◆ **Problem to solve**:
Would you please output the data exactly, omitting no line?
§ §
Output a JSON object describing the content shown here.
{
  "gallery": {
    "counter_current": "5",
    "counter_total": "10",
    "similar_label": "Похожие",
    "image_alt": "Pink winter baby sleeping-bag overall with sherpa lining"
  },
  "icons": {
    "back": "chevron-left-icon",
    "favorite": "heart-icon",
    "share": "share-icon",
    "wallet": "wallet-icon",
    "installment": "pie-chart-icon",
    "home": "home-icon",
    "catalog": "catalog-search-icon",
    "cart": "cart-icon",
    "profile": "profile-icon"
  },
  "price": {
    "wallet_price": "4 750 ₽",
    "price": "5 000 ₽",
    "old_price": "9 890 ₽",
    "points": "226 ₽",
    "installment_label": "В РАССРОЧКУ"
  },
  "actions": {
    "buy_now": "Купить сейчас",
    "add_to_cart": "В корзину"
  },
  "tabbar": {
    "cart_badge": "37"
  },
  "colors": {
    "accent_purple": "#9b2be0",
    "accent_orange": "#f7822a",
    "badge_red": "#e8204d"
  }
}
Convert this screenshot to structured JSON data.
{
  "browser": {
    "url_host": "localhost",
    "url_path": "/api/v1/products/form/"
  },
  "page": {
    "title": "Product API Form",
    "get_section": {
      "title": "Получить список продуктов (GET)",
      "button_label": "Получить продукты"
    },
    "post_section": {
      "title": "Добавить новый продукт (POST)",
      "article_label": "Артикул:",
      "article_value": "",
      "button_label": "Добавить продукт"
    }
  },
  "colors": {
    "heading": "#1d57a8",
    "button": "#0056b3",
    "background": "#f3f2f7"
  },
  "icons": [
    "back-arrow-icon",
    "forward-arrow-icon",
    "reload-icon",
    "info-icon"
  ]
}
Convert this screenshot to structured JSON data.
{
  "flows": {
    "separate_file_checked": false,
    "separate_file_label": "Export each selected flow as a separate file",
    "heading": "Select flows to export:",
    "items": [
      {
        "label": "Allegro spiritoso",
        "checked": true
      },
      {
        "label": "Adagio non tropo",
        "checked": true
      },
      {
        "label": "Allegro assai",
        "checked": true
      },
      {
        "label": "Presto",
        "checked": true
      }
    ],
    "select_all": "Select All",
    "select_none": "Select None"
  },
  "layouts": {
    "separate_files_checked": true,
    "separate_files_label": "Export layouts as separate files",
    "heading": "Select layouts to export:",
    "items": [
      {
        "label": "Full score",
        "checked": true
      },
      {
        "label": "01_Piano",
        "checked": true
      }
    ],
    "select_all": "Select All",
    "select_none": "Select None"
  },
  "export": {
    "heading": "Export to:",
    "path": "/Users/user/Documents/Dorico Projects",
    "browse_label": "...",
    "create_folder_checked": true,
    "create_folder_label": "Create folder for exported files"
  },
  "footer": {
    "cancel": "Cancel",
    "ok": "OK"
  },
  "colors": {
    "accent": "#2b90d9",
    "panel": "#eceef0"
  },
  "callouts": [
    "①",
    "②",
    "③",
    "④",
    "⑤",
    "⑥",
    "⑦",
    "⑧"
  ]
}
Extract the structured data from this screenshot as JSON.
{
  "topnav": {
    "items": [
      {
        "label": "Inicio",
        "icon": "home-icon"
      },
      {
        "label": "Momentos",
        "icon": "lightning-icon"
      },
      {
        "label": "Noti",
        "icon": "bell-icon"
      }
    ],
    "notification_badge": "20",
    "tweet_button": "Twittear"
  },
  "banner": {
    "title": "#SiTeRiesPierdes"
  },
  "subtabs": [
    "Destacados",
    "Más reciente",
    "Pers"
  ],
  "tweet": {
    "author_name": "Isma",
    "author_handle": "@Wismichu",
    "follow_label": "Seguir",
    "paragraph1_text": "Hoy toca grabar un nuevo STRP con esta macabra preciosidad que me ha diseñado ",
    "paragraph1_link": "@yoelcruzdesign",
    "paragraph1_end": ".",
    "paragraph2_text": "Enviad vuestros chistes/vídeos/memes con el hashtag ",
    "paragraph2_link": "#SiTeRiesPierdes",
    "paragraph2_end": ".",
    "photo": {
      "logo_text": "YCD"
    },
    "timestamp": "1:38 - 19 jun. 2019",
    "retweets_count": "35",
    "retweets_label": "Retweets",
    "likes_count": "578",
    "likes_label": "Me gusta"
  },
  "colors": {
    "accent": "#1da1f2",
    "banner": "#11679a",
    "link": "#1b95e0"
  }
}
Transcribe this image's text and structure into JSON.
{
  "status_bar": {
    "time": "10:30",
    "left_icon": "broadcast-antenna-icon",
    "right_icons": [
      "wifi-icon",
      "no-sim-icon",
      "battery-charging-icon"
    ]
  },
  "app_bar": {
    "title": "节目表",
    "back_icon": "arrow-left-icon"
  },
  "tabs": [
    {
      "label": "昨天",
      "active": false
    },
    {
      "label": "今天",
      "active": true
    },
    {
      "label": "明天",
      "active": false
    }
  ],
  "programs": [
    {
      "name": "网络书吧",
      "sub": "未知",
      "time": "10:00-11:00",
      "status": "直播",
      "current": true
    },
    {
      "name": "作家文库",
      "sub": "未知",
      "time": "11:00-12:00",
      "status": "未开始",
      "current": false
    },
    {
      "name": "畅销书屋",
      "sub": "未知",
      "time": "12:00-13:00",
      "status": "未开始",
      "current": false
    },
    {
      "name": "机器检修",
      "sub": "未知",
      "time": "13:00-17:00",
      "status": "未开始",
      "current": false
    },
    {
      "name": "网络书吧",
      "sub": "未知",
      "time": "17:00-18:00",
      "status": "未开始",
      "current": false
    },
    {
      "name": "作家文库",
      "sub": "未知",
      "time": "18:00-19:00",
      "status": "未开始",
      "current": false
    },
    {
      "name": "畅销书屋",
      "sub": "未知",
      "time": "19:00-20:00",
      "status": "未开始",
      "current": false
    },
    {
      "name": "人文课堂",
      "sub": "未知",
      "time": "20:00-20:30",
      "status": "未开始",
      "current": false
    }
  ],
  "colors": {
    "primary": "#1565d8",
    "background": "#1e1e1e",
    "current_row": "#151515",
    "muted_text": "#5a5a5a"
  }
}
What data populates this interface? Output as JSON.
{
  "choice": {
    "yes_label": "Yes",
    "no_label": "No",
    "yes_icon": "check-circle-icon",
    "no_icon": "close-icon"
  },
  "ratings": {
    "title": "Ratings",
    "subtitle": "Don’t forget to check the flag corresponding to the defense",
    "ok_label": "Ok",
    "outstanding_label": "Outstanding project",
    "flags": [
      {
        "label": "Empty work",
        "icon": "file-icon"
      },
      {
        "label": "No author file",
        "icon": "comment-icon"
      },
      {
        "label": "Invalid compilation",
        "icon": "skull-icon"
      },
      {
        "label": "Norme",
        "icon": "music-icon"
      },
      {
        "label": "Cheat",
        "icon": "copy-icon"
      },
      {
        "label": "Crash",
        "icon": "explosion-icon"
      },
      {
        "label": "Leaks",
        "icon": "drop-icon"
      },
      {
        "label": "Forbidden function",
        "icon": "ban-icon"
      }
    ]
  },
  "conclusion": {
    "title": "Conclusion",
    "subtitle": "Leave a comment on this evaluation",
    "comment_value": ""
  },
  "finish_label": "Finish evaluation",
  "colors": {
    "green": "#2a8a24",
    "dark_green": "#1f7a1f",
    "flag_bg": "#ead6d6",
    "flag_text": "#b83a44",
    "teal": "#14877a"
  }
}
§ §
◆ **Exercise result**:
Output a JSON object describing the content shown here.
{
  "gallery": {
    "counter_current": "5",
    "counter_total": "10",
    "similar_label": "Похожие",
    "image_alt": "Pink winter baby sleeping-bag overall with sherpa lining"
  },
  "icons": {
    "back": "chevron-left-icon",
    "favorite": "heart-icon",
    "share": "share-icon",
    "wallet": "wallet-icon",
    "installment": "pie-chart-icon",
    "home": "home-icon",
    "catalog": "catalog-search-icon",
    "cart": "cart-icon",
    "profile": "profile-icon"
  },
  "price": {
    "wallet_price": "4 750 ₽",
    "price": "5 000 ₽",
    "old_price": "9 890 ₽",
    "points": "226 ₽",
    "installment_label": "В РАССРОЧКУ"
  },
  "actions": {
    "buy_now": "Купить сейчас",
    "add_to_cart": "В корзину"
  },
  "tabbar": {
    "cart_badge": "37"
  },
  "colors": {
    "accent_purple": "#9b2be0",
    "accent_orange": "#f7822a",
    "badge_red": "#e8204d"
  }
}
Convert this screenshot to structured JSON data.
{
  "browser": {
    "url_host": "localhost",
    "url_path": "/api/v1/products/form/"
  },
  "page": {
    "title": "Product API Form",
    "get_section": {
      "title": "Получить список продуктов (GET)",
      "button_label": "Получить продукты"
    },
    "post_section": {
      "title": "Добавить новый продукт (POST)",
      "article_label": "Артикул:",
      "article_value": "",
      "button_label": "Добавить продукт"
    }
  },
  "colors": {
    "heading": "#1d57a8",
    "button": "#0056b3",
    "background": "#f3f2f7"
  },
  "icons": [
    "back-arrow-icon",
    "forward-arrow-icon",
    "reload-icon",
    "info-icon"
  ]
}
Convert this screenshot to structured JSON data.
{
  "flows": {
    "separate_file_checked": false,
    "separate_file_label": "Export each selected flow as a separate file",
    "heading": "Select flows to export:",
    "items": [
      {
        "label": "Allegro spiritoso",
        "checked": true
      },
      {
        "label": "Adagio non tropo",
        "checked": true
      },
      {
        "label": "Allegro assai",
        "checked": true
      },
      {
        "label": "Presto",
        "checked": true
      }
    ],
    "select_all": "Select All",
    "select_none": "Select None"
  },
  "layouts": {
    "separate_files_checked": true,
    "separate_files_label": "Export layouts as separate files",
    "heading": "Select layouts to export:",
    "items": [
      {
        "label": "Full score",
        "checked": true
      },
      {
        "label": "01_Piano",
        "checked": true
      }
    ],
    "select_all": "Select All",
    "select_none": "Select None"
  },
  "export": {
    "heading": "Export to:",
    "path": "/Users/user/Documents/Dorico Projects",
    "browse_label": "...",
    "create_folder_checked": true,
    "create_folder_label": "Create folder for exported files"
  },
  "footer": {
    "cancel": "Cancel",
    "ok": "OK"
  },
  "colors": {
    "accent": "#2b90d9",
    "panel": "#eceef0"
  },
  "callouts": [
    "①",
    "②",
    "③",
    "④",
    "⑤",
    "⑥",
    "⑦",
    "⑧"
  ]
}
Extract the structured data from this screenshot as JSON.
{
  "topnav": {
    "items": [
      {
        "label": "Inicio",
        "icon": "home-icon"
      },
      {
        "label": "Momentos",
        "icon": "lightning-icon"
      },
      {
        "label": "Noti",
        "icon": "bell-icon"
      }
    ],
    "notification_badge": "20",
    "tweet_button": "Twittear"
  },
  "banner": {
    "title": "#SiTeRiesPierdes"
  },
  "subtabs": [
    "Destacados",
    "Más reciente",
    "Pers"
  ],
  "tweet": {
    "author_name": "Isma",
    "author_handle": "@Wismichu",
    "follow_label": "Seguir",
    "paragraph1_text": "Hoy toca grabar un nuevo STRP con esta macabra preciosidad que me ha diseñado ",
    "paragraph1_link": "@yoelcruzdesign",
    "paragraph1_end": ".",
    "paragraph2_text": "Enviad vuestros chistes/vídeos/memes con el hashtag ",
    "paragraph2_link": "#SiTeRiesPierdes",
    "paragraph2_end": ".",
    "photo": {
      "logo_text": "YCD"
    },
    "timestamp": "1:38 - 19 jun. 2019",
    "retweets_count": "35",
    "retweets_label": "Retweets",
    "likes_count": "578",
    "likes_label": "Me gusta"
  },
  "colors": {
    "accent": "#1da1f2",
    "banner": "#11679a",
    "link": "#1b95e0"
  }
}
Transcribe this image's text and structure into JSON.
{
  "status_bar": {
    "time": "10:30",
    "left_icon": "broadcast-antenna-icon",
    "right_icons": [
      "wifi-icon",
      "no-sim-icon",
      "battery-charging-icon"
    ]
  },
  "app_bar": {
    "title": "节目表",
    "back_icon": "arrow-left-icon"
  },
  "tabs": [
    {
      "label": "昨天",
      "active": false
    },
    {
      "label": "今天",
      "active": true
    },
    {
      "label": "明天",
      "active": false
    }
  ],
  "programs": [
    {
      "name": "网络书吧",
      "sub": "未知",
      "time": "10:00-11:00",
      "status": "直播",
      "current": true
    },
    {
      "name": "作家文库",
      "sub": "未知",
      "time": "11:00-12:00",
      "status": "未开始",
      "current": false
    },
    {
      "name": "畅销书屋",
      "sub": "未知",
      "time": "12:00-13:00",
      "status": "未开始",
      "current": false
    },
    {
      "name": "机器检修",
      "sub": "未知",
      "time": "13:00-17:00",
      "status": "未开始",
      "current": false
    },
    {
      "name": "网络书吧",
      "sub": "未知",
      "time": "17:00-18:00",
      "status": "未开始",
      "current": false
    },
    {
      "name": "作家文库",
      "sub": "未知",
      "time": "18:00-19:00",
      "status": "未开始",
      "current": false
    },
    {
      "name": "畅销书屋",
      "sub": "未知",
      "time": "19:00-20:00",
      "status": "未开始",
      "current": false
    },
    {
      "name": "人文课堂",
      "sub": "未知",
      "time": "20:00-20:30",
      "status": "未开始",
      "current": false
    }
  ],
  "colors": {
    "primary": "#1565d8",
    "background": "#1e1e1e",
    "current_row": "#151515",
    "muted_text": "#5a5a5a"
  }
}
What data populates this interface? Output as JSON.
{
  "choice": {
    "yes_label": "Yes",
    "no_label": "No",
    "yes_icon": "check-circle-icon",
    "no_icon": "close-icon"
  },
  "ratings": {
    "title": "Ratings",
    "subtitle": "Don’t forget to check the flag corresponding to the defense",
    "ok_label": "Ok",
    "outstanding_label": "Outstanding project",
    "flags": [
      {
        "label": "Empty work",
        "icon": "file-icon"
      },
      {
        "label": "No author file",
        "icon": "comment-icon"
      },
      {
        "label": "Invalid compilation",
        "icon": "skull-icon"
      },
      {
        "label": "Norme",
        "icon": "music-icon"
      },
      {
        "label": "Cheat",
        "icon": "copy-icon"
      },
      {
        "label": "Crash",
        "icon": "explosion-icon"
      },
      {
        "label": "Leaks",
        "icon": "drop-icon"
      },
      {
        "label": "Forbidden function",
        "icon": "ban-icon"
      }
    ]
  },
  "conclusion": {
    "title": "Conclusion",
    "subtitle": "Leave a comment on this evaluation",
    "comment_value": ""
  },
  "finish_label": "Finish evaluation",
  "colors": {
    "green": "#2a8a24",
    "dark_green": "#1f7a1f",
    "flag_bg": "#ead6d6",
    "flag_text": "#b83a44",
    "teal": "#14877a"
  }
}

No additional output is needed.